- When it comes to measuring flour, we fluff the flour up, spoon it into our measuring cup, and smooth it out with the back of a butter knife or small offset spatula. However, the most accurate way to measure is to use a kitchen scale. This can ensure that your measurements are spot on, as each person may measure their flour slightly differently.
- Really soft butter should give when pressed, but still have enough plasticity to offer some resistance. If you can push your finger all the way into the butter, it's now room temperature and too soft to cream properly with the sugar.
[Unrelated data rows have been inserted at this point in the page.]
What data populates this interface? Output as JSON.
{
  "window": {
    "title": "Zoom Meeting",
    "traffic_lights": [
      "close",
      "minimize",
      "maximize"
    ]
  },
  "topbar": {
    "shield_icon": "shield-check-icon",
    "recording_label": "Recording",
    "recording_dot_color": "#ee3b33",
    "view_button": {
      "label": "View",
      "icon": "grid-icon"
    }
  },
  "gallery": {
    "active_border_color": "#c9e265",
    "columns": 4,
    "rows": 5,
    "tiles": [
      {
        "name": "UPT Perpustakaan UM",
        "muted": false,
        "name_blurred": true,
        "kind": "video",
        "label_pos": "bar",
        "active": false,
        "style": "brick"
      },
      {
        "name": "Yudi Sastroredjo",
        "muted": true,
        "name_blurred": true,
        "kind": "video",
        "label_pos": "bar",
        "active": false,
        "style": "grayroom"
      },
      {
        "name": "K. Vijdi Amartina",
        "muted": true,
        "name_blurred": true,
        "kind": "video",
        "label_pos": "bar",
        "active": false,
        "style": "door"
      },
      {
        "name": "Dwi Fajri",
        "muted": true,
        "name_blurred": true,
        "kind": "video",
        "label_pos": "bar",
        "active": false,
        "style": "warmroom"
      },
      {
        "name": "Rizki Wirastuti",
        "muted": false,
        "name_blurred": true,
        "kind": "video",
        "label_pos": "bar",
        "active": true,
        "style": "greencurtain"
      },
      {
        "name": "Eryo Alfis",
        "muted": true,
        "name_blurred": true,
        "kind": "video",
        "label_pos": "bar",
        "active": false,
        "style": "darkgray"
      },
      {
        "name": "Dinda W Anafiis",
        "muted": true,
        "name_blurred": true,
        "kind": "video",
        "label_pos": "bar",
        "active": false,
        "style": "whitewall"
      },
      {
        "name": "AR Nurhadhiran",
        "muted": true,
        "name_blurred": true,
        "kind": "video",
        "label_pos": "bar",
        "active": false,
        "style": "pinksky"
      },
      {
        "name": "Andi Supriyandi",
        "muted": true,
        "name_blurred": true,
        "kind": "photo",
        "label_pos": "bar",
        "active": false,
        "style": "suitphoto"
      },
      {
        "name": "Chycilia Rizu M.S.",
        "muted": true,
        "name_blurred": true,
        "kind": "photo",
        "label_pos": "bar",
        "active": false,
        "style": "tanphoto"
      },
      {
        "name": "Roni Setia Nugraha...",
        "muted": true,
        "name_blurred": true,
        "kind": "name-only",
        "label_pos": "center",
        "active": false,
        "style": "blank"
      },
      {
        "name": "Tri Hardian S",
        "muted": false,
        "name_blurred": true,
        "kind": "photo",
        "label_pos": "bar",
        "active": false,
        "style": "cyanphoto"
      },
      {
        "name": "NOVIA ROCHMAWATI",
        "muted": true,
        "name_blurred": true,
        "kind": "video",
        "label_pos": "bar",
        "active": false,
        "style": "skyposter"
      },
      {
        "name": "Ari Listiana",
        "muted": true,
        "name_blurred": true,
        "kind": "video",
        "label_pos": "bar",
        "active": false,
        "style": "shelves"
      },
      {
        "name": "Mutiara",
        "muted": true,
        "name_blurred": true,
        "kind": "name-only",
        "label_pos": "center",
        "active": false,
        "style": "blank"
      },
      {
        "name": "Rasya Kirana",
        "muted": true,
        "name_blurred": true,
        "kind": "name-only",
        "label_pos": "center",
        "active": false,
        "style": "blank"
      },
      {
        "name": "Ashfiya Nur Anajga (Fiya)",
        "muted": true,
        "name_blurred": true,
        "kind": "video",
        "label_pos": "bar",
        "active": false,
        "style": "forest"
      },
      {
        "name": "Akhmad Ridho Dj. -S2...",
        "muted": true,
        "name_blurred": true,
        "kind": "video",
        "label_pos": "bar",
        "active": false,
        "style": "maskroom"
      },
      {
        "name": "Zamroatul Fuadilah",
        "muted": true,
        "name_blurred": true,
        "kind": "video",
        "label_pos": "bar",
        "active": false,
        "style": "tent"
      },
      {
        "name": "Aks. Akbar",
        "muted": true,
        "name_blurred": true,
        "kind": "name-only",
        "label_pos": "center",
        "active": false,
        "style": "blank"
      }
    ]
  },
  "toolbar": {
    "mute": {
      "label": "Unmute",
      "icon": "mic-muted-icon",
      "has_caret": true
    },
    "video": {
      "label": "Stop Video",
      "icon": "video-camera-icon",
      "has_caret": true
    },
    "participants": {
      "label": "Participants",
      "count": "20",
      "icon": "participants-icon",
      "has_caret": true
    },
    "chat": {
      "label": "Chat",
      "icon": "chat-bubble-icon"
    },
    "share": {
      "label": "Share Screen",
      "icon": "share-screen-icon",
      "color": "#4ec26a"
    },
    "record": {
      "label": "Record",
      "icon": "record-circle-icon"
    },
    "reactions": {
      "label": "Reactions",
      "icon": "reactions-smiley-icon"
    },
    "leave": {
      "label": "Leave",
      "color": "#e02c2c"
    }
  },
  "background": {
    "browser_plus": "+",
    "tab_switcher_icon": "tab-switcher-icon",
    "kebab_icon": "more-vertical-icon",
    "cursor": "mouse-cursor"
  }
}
- Unlike cakes, with these cookies we stir in the butter and sugar for a shorter amount of time (2 to 3 minutes). We don't need to incorporate tons of air since our goal is denser, chewy cookies.
- If you have a kitchen scale, it can be helpful to weigh each ball of dough to get a more even result.
- As you bake, try to pull the cookies out when they're golden brown and firm around the edges but still soft in the middle. This creates cookies that are just barely crunchy on the edges and tender, soft, and chewy on the inside.
- Feel free to add an equal amount of similarly sized bits of bittersweet, semisweet, white chocolate, or cinnamon. For some of the chocolate chips, you can also slice in some toasted nuts like pecans, walnuts, or pistachios. Aim for about 1 cup mix-ins total.
- A bit of orange zest would complement the brown sugary notes of this cookie with some bright citrus.
- You can also play with the warm spices in the batter, adding in small amounts ground ginger, allspice, or cloves.
How to store or freeze it
- Cookies are best on baking day, but can be stored in an airtight container at room temperature for 3 to 5 days.
- Baked and cooled cookies can be individually wrapped and placed in a freezer safe, resealable plastic bag; Freeze for 3 to 4 weeks. Remove desired amount of cookies, if needed, and let sit at room temperature for about an hour, or until thawed. Note that butterscotch chips added on top may have a slightly floral appearance once thawed, but are just as tasty.
- The cookie dough can be refrigerated overnight and scooped out and rolled out the next day. Allow the dough balls to come to room temperature for about 45 minutes to 1 hour before baking.
- To freeze the dough, scoop out and roll out balls of dough. Place at least 1cm apart on a plate or baking sheet and freeze until set, about 1 hour. Store in a freezer-safe, airtight container or resealable plastic bag for up to 1 month. To bake, place the balls of dough 6.5 to 7.5 cm apart on baking sheets lined with parchment paper. Let stand at room temperature for 1 to 2 hours until thawed before baking.